▸ EXERCISE DETAILS:
Only lines containing "fogo" are wanted from the data below. Copy those lines.

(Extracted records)
:::
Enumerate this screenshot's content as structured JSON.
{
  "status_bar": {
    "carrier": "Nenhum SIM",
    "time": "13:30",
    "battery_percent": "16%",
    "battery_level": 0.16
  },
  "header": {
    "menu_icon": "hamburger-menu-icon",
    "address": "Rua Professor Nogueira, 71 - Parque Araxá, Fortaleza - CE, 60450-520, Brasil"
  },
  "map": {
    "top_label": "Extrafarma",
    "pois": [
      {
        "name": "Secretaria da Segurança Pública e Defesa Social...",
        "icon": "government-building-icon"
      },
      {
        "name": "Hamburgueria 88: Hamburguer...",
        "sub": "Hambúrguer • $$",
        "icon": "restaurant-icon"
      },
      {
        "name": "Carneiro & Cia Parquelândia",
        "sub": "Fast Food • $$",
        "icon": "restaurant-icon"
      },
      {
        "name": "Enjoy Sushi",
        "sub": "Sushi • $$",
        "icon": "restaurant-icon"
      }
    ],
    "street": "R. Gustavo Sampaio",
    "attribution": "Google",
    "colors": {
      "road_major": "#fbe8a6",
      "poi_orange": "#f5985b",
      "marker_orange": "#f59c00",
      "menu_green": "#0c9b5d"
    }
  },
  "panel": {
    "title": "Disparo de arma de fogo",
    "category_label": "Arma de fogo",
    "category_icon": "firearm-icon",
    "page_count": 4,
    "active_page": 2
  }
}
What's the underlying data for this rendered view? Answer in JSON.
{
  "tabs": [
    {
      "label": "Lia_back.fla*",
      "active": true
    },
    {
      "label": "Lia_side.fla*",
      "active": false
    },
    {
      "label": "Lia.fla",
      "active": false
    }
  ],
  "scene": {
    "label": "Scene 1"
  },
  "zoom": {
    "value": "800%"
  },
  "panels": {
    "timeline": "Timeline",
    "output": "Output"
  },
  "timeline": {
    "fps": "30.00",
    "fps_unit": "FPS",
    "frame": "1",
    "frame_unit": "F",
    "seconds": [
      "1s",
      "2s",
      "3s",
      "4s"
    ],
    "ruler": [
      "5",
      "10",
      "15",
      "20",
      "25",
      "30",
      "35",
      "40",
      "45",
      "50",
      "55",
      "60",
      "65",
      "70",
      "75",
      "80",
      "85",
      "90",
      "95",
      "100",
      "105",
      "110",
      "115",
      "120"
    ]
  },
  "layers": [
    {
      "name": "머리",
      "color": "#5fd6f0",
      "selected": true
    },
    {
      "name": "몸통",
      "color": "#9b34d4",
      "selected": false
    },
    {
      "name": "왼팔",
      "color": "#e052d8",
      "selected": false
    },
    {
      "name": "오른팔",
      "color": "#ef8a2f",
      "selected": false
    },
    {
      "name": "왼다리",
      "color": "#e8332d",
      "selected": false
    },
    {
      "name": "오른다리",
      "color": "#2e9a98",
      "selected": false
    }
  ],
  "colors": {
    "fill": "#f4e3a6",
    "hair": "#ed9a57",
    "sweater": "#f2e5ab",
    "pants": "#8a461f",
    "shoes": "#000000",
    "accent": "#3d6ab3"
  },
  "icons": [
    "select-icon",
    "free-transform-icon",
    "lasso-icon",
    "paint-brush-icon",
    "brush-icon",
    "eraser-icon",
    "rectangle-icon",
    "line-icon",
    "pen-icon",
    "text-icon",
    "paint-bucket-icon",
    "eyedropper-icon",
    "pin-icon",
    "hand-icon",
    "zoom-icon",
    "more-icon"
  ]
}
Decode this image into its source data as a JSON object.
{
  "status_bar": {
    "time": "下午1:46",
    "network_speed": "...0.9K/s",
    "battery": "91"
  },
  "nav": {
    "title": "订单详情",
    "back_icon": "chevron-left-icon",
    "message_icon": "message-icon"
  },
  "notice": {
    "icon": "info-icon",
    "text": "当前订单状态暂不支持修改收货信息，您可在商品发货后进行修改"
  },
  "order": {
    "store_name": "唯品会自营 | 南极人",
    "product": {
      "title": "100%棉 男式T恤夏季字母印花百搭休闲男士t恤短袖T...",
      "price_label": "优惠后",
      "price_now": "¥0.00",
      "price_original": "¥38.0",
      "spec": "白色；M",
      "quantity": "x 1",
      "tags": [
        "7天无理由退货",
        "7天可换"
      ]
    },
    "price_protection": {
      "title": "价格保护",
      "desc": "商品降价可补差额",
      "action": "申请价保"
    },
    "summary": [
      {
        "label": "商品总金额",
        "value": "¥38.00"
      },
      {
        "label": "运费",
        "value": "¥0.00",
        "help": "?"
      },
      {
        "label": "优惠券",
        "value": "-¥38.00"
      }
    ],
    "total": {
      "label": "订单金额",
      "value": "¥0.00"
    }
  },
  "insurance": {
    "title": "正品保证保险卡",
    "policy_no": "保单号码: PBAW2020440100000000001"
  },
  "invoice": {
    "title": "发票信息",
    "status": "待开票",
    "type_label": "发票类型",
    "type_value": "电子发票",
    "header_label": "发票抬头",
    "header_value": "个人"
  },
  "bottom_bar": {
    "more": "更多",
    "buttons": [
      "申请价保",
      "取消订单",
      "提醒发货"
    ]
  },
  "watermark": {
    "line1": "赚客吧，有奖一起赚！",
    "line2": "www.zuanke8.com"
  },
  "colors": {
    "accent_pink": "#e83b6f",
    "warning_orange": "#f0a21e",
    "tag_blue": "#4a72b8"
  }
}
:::
▸ ANSWER FOR THIS EXERCISE:
    "title": "Disparo de arma de fogo",
    "category_label": "Arma de fogo",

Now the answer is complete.